AGING AND THE LOSS OF GRAMMATICAL FORMS: A CROSS-SECTIONAL STUDY OF LANGUAGE PERFORMANCE; DONNA KYNETTE and SUSAN KEMPER
Current models of language development commonly assume that there are few changes in linguistic ability across the adult years (Menyuk, 1977). This assumption, however, is not based on actual research; as Cohen (1979) observed, 'Geriatric psycholinguistics is virtually an unexplored territory' (p. 412). Some information about adults' linguistic abilities is provided by aphasia test norms.
Typically, the normative data compares the performance of brain-damaged and age-matched normal adults (Schuell et 01., 1964; Swisher and Sarno, 1969; Duffy et 01., 1976; Schewan, 1979; Borod et 01., 1980); this research finds little appreciable decline across the life span on measures of spelling, color and body-part naming,' picture description, sentence repetition, answering general-knowledge questions, and the comprehension of words and simple sentences. The normative data is limited to basic linguistic abilities and to normative samples averaging around 60 years of age (Davis, 1984). Some investigators have examined the performance of adults on tests of specific linguistic forms. Comprehension does appear to drop off in the 60s and 70s for complex syntactic constructions (Walsh and Baldwin, 1977; Feier and Gerstman, 1980). Age-related declines in the ability to draw inferences from texts have also been observed (Cohen, 1979; Taub,
1979; Belmore, 1981; Cohen and Faulkner, 1981). Age-related effects have not typically been observed in sentence production tasks (Nebes and Andrews-Kulis, 1976; Yorkston and Beukelman, 1980; Walker et 01., 1981) although only a limited set of variables, e.g. speed, fluency and clarity, have been investigated.
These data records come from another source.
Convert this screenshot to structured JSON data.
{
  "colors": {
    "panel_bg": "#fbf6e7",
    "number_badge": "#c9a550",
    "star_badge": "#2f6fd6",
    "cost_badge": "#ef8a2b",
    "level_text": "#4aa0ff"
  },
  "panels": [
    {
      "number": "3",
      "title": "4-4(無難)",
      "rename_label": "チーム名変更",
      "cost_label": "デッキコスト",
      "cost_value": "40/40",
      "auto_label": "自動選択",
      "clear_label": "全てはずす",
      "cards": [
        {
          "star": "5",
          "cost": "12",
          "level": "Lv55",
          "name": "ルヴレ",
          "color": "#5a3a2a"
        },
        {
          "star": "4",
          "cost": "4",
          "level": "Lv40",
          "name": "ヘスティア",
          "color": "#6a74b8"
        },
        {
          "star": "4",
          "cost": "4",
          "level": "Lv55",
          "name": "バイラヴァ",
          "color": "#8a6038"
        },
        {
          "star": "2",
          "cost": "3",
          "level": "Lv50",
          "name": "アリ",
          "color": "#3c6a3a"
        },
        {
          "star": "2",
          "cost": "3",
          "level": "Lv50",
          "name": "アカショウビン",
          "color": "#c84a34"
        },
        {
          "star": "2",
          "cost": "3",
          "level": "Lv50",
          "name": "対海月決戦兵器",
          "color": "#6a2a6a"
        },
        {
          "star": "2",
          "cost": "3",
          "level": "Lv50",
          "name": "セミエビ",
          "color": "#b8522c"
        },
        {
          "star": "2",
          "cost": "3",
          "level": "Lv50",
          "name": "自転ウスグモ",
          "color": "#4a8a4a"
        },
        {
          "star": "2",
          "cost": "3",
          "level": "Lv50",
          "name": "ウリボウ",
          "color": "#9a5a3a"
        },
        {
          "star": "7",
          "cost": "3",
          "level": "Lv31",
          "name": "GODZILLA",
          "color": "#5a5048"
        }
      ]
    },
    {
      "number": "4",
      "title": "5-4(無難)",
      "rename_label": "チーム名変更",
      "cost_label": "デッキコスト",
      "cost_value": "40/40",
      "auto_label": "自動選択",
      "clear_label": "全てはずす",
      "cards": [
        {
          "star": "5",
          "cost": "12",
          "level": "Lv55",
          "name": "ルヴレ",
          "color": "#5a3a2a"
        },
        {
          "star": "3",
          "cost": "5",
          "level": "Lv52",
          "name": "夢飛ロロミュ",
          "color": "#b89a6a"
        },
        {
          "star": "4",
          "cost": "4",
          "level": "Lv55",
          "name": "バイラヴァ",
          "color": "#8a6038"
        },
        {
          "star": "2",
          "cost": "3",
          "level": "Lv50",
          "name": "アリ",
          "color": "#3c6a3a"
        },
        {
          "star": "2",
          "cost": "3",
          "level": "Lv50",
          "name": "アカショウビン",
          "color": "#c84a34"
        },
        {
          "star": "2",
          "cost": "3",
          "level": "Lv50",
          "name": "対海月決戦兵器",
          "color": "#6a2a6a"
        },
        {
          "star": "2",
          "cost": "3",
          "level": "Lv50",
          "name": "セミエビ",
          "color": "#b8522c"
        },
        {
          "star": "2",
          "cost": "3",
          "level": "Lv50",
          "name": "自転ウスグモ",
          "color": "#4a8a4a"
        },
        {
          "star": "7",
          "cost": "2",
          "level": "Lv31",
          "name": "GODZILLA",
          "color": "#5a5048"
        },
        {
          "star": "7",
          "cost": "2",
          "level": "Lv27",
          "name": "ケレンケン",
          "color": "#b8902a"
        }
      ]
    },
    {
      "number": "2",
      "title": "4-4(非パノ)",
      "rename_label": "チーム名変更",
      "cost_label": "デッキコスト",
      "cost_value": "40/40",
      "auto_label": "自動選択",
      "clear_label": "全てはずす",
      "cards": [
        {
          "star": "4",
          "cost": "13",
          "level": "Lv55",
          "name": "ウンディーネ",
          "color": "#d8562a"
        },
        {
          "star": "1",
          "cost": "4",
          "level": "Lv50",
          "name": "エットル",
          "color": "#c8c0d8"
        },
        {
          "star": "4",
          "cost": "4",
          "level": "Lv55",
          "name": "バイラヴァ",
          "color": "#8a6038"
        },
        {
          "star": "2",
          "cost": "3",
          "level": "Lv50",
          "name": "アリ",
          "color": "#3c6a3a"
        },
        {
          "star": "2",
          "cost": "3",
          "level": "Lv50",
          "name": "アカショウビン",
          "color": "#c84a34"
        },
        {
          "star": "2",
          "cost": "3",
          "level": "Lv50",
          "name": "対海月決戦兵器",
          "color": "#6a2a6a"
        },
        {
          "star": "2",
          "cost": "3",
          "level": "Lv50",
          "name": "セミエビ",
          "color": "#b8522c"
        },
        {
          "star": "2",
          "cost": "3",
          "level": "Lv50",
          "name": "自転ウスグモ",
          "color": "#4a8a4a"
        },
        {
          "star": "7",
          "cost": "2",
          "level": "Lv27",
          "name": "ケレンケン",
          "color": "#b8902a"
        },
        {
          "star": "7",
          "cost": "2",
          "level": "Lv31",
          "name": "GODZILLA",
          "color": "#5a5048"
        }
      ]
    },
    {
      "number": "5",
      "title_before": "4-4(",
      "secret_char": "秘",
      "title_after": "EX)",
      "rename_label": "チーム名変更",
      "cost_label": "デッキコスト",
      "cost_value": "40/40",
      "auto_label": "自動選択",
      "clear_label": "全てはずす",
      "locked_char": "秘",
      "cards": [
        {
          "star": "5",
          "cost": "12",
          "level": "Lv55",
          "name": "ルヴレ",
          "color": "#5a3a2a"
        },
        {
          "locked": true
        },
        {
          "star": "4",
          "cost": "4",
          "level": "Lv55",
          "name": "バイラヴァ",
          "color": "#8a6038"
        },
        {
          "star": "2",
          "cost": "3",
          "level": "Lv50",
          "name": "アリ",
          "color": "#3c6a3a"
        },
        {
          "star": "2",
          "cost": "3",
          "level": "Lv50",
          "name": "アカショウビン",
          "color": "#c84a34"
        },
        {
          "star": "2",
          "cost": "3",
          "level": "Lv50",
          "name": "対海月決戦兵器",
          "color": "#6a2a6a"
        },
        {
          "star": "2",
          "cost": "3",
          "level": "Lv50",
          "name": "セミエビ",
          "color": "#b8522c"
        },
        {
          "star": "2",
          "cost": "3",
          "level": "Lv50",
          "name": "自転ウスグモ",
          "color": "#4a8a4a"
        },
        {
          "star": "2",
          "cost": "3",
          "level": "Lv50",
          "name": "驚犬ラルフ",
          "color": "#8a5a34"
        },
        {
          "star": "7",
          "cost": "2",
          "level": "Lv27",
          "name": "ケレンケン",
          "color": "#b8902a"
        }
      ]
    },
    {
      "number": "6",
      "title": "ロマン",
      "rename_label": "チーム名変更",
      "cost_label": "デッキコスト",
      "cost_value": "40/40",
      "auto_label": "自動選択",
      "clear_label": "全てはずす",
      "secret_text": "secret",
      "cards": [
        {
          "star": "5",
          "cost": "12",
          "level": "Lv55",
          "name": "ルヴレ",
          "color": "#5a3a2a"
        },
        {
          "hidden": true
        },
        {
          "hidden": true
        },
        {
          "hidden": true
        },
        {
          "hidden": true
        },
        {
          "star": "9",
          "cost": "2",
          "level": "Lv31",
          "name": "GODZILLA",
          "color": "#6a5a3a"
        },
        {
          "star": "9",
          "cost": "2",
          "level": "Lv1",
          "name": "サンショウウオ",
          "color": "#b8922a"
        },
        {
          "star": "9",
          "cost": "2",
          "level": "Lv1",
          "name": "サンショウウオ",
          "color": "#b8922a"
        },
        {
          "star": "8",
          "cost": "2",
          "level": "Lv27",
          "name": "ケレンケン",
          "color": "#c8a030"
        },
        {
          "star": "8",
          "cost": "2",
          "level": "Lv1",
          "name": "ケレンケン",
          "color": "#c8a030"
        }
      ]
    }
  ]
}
The following research was undertaken as a detailed investigation of the spontaneous speech of active, healthy adults between the ages of 50 and 90 years. This age range was chosen to compare the performance of middle-aged (50 and 60 year olds) and elderly (70 and 80 year olds) adults (Kausler, 1982). Sixteen different measures of syntactic structure, verb tense, form class, lexical use and disfluency were examined. These variables were chosen to represent a range of linguistic skills and to provide a comprehensive profile of the adults' spoken language. Performance on the lexical and disfluency measures was not expected to vary with age (Schaie, 1980).Performance on the syntactic, tense and form class measures was expected to decline with age, reflecting attentional and memory limitations (Craik, 1977; Kausler, 1982).